    After so much isolation, the madness of San Francisco seemed rather off putting. Kerouac didn't seem to have the same love for the fun and the same drive that he did earlier. It was interesting to have read Carolyn Cassady's biography first and put this in context with them. I think part of the problem I had was that I didn't like one of his friends very much, he just seemed to spend his entire time fantasising about being rich.

    The 2nd half of the novel looses the Buddhist overtones of the first half. (It was written about 5 years later). It talks about trips discussed elsewhere (for instance in Lonesome Traveller), and his relationship with Joyce. I think the ending is one of the saddest things I've read. His roadtrip across the country with his mother to begin a new life in California which both of them end up hating. It was very personal and very sad. Even the publication of his novel didn't seem to change the utter defeat that is in these last few chapters.

    Definitely recommended, a lovely sad tale.

    Is this helpful?

    Robot-mel said on Jan 23, 2009 | Add your feedback

Book Details
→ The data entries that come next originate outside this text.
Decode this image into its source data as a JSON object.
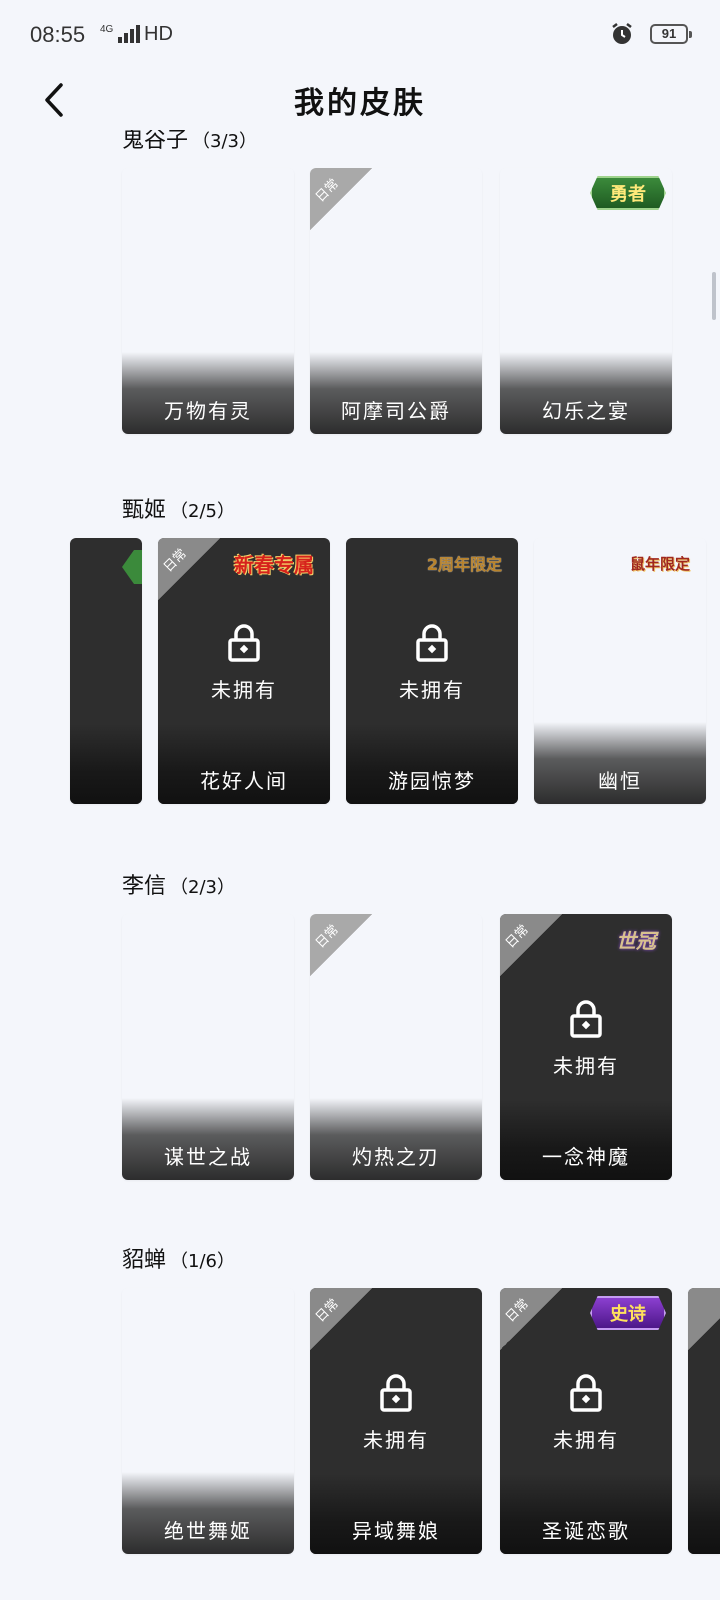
{
  "status_bar": {
    "time": "08:55",
    "network": "4G",
    "hd": "HD",
    "battery": "91"
  },
  "header": {
    "title": "我的皮肤"
  },
  "sections": [
    {
      "hero": "鬼谷子",
      "count": "（3/3）",
      "cards": [
        {
          "name": "万物有灵",
          "daily": false,
          "locked": false,
          "badge": ""
        },
        {
          "name": "阿摩司公爵",
          "daily": true,
          "locked": false,
          "badge": ""
        },
        {
          "name": "幻乐之宴",
          "daily": false,
          "locked": false,
          "badge": "勇者"
        }
      ]
    },
    {
      "hero": "甄姬",
      "count": "（2/5）",
      "cards": [
        {
          "name": "花好人间",
          "daily": true,
          "locked": true,
          "badge": "新春专属"
        },
        {
          "name": "游园惊梦",
          "daily": false,
          "locked": true,
          "badge": "2周年限定"
        },
        {
          "name": "幽恒",
          "daily": false,
          "locked": false,
          "badge": "鼠年限定"
        }
      ]
    },
    {
      "hero": "李信",
      "count": "（2/3）",
      "cards": [
        {
          "name": "谋世之战",
          "daily": false,
          "locked": false,
          "badge": ""
        },
        {
          "name": "灼热之刃",
          "daily": true,
          "locked": false,
          "badge": ""
        },
        {
          "name": "一念神魔",
          "daily": true,
          "locked": true,
          "badge": "世冠"
        }
      ]
    },
    {
      "hero": "貂蝉",
      "count": "（1/6）",
      "cards": [
        {
          "name": "绝世舞姬",
          "daily": false,
          "locked": false,
          "badge": ""
        },
        {
          "name": "异域舞娘",
          "daily": true,
          "locked": true,
          "badge": ""
        },
        {
          "name": "圣诞恋歌",
          "daily": true,
          "locked": true,
          "badge": "史诗"
        }
      ]
    }
  ],
  "labels": {
    "daily": "日常",
    "not_owned": "未拥有"
  }
}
  • Rating:
    (2)
    • 4 stars
  • English Books
  • Paperback 400 Pages
  • ISBN-10: 0007335458
  • ISBN-13: 9780007335459
  • Publisher: HarperCollins Publishers
  • Publish date: 2009-08-01
  • Dimensions: 129 mm x 1,276 mm x 832 mm
  • Also available as: eBook , None
Improve_data of this book